» **What needs to be done**
Go through the data and copy each line where the word "confortável" shows up.

» **Raw data**
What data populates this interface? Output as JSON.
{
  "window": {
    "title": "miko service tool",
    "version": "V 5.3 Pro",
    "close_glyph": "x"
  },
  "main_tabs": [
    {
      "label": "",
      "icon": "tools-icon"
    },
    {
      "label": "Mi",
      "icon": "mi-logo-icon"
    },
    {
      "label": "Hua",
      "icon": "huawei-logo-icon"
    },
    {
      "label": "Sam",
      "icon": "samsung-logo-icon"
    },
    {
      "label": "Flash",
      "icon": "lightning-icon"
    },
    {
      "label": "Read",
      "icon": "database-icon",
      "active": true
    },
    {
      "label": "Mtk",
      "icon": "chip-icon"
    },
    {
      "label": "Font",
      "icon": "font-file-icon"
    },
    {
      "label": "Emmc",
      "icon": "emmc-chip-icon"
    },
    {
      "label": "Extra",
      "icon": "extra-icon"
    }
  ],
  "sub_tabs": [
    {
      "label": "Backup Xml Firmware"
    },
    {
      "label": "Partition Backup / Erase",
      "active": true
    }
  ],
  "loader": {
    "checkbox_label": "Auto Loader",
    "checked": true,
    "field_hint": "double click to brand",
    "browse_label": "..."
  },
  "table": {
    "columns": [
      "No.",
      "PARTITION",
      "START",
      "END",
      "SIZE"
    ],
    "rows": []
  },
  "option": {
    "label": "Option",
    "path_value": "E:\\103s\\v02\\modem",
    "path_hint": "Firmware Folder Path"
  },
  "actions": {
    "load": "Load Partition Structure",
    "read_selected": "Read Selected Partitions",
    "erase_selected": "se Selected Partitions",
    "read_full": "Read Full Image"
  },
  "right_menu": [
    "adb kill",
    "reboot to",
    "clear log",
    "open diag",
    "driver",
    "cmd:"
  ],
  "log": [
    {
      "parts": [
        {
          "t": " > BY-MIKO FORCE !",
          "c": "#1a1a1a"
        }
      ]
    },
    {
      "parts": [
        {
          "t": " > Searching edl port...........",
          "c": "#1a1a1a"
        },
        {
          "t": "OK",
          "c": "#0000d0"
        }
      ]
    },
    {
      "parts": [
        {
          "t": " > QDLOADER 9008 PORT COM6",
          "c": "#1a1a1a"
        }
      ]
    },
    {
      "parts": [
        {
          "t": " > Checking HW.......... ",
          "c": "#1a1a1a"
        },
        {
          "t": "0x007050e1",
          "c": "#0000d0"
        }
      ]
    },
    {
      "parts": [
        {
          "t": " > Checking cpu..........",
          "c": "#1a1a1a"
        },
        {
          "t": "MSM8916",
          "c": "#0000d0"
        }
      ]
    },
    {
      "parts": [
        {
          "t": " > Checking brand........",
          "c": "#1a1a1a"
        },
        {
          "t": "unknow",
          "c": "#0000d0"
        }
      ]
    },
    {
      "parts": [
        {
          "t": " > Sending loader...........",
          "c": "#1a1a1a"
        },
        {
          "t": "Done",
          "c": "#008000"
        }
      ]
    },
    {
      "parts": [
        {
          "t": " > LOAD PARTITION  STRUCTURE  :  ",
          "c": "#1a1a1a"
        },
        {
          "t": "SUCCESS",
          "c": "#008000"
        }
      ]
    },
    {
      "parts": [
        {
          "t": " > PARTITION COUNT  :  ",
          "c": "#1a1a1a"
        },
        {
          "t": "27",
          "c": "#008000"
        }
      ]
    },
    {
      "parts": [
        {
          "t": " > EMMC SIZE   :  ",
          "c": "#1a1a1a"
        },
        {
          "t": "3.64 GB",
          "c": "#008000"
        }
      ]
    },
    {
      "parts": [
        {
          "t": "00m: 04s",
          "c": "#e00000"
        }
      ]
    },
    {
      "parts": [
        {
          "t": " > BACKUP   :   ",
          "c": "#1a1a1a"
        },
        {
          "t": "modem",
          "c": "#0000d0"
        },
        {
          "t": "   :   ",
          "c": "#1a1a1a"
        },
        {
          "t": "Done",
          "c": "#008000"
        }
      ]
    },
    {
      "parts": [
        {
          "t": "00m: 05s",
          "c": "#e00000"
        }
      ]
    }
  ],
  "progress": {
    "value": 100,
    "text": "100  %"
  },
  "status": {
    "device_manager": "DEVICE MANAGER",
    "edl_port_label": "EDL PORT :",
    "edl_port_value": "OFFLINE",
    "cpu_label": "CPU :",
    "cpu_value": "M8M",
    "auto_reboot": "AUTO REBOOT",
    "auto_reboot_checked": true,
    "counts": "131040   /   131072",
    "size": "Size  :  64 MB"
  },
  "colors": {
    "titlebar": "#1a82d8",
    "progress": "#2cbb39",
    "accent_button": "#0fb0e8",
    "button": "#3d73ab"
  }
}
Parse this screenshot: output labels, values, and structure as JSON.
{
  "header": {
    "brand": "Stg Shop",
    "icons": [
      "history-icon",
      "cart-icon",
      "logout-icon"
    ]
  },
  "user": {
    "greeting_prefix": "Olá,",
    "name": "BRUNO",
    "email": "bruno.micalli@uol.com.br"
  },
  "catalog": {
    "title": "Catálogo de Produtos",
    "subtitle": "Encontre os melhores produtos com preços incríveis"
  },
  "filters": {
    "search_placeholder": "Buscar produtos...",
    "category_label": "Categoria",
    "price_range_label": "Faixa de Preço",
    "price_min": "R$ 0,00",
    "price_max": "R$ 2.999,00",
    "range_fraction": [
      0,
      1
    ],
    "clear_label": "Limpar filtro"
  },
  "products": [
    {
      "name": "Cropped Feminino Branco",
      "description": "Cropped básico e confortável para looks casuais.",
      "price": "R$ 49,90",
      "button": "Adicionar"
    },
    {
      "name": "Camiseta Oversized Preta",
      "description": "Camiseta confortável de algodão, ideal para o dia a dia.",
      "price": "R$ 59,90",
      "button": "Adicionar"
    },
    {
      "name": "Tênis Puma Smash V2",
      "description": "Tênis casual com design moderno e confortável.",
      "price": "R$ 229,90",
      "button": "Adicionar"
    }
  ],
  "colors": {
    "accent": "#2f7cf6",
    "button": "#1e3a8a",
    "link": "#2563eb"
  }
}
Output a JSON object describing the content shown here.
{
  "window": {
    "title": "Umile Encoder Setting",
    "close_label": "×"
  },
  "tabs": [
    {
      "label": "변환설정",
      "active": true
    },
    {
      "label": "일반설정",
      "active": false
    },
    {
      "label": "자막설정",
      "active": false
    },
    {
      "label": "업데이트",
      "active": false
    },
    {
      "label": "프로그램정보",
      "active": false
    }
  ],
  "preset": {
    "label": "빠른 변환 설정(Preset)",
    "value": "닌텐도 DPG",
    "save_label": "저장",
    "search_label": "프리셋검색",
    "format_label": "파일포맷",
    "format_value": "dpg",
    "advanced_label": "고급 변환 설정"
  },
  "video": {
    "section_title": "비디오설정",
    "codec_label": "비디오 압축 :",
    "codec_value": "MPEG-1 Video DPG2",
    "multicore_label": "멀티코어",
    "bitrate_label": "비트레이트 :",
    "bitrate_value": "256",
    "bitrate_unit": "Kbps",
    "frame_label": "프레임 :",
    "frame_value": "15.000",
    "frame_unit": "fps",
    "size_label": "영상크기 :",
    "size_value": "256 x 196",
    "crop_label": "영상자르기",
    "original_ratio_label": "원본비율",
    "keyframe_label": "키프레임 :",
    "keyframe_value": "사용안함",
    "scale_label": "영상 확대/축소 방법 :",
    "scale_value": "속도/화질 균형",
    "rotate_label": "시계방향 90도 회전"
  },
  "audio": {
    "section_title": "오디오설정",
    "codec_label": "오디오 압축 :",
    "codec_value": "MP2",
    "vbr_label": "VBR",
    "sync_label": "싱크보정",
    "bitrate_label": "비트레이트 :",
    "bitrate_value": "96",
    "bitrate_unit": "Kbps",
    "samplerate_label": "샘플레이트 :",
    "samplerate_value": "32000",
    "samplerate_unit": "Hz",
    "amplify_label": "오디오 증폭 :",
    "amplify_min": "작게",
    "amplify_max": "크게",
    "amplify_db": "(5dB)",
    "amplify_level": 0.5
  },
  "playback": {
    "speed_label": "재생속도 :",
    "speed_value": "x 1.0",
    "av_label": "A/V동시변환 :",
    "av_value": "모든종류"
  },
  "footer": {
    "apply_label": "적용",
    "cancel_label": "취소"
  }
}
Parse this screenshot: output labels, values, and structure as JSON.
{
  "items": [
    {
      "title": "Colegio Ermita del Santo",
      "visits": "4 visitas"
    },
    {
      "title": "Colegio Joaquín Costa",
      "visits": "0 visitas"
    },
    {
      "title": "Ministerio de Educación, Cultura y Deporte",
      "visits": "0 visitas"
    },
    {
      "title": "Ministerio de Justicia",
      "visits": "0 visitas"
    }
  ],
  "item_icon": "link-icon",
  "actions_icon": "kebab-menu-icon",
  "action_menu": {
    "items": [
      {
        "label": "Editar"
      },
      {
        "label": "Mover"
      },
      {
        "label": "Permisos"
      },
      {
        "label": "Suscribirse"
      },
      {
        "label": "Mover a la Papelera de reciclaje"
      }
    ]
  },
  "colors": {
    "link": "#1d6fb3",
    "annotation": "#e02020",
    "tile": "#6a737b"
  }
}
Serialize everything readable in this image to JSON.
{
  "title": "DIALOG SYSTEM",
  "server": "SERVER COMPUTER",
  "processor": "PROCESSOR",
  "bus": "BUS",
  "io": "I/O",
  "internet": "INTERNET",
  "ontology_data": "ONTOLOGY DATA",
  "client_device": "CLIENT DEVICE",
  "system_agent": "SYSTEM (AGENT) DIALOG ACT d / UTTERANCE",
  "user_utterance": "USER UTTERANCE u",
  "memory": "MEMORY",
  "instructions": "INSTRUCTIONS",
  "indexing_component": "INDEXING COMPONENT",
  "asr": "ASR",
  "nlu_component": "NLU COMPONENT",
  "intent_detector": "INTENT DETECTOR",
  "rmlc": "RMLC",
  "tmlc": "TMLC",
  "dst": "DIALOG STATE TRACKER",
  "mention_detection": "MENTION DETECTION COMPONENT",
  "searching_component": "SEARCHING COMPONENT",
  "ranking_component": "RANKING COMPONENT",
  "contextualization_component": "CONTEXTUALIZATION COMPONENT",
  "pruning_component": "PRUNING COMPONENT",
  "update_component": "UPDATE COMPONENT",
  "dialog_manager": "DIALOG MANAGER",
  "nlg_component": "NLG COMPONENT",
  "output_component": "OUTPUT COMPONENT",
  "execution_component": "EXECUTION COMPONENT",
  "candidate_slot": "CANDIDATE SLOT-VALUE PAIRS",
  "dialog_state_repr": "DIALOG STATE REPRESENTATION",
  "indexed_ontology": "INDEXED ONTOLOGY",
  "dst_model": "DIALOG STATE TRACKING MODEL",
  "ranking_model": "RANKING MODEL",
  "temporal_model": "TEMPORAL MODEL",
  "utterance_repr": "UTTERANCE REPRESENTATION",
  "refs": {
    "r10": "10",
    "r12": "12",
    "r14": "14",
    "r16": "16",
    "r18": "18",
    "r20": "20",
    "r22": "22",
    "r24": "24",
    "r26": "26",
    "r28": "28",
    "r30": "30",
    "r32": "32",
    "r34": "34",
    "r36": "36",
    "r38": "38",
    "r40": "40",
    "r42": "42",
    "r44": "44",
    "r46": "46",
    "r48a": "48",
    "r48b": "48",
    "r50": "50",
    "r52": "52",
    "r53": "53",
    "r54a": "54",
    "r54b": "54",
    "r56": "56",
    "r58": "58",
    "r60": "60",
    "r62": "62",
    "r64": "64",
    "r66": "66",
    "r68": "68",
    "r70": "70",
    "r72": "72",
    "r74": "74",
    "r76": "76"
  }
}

» **Written answer**
      "description": "Cropped básico e confortável para looks casuais.",
      "description": "Camiseta confortável de algodão, ideal para o dia a dia.",
      "description": "Tênis casual com design moderno e confortável.",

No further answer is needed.